Technical Description: This GOALI project is on the epitaxial growth of AlGaN/GaN heterostructures on on-axis (100) Si substrates for hybrid power electronics circuits. Strained Si/SiGe virtual substrates are being explored as a route to control the dominant reconstruction of the (100) Si surface and thereby reduce the in-plane rotational misalignment of AlN nuclei. In-situ wafer curvature measurements are used to monitor stress relaxation in the SiGe layers and measure tensile strain in the Si layer at the growth temperature and study its impact on GaN/AlN heteroepitaxy. The effects of n-type dopant chemistry on stress evolution in GaN are also being examined. The project seeks a fundamental understanding of the role of Si surface strain on GaN/AlN epitaxy, which can then be exploited to develop AlGaN/GaN two-dimensional electron gas heterostructures on (100) Si for power devices. The project team has complementary expertise in group III-nitride heteroepitaxy on Si substrates (Penn State University) and process scale-up and commercialization of GaN-on-Si for power field-effect transistors (EPC). In addition, EPC is well positioned to capitalize on hybrid circuit designs that will be enabled by the GaN on (100) Si growth technology developed in this project.

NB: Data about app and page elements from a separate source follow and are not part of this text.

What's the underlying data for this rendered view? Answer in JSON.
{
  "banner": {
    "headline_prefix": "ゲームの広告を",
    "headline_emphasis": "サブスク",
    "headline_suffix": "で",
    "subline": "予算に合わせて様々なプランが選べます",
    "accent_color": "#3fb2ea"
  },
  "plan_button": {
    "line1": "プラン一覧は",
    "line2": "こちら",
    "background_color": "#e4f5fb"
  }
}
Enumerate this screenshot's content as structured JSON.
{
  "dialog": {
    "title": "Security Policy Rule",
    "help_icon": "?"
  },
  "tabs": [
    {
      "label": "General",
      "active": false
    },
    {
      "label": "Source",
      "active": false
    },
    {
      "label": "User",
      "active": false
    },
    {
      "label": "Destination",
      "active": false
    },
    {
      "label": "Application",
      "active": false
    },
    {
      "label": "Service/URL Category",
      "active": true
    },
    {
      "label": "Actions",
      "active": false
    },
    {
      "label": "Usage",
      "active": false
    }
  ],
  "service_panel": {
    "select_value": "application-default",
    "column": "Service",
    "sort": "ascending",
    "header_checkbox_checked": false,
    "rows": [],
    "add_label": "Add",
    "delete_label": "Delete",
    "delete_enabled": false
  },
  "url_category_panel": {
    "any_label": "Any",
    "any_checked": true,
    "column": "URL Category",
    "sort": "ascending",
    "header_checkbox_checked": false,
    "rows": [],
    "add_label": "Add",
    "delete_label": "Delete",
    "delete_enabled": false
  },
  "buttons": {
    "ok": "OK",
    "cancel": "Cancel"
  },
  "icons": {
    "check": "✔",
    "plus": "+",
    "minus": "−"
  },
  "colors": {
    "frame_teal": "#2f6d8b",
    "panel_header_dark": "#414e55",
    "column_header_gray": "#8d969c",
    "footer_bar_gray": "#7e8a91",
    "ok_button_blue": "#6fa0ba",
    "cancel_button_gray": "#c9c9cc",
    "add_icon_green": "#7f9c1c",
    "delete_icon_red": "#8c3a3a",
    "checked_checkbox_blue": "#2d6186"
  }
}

|Effective start/end date||7/1/14 → 6/30/18|
- National Science Foundation: $390,000.00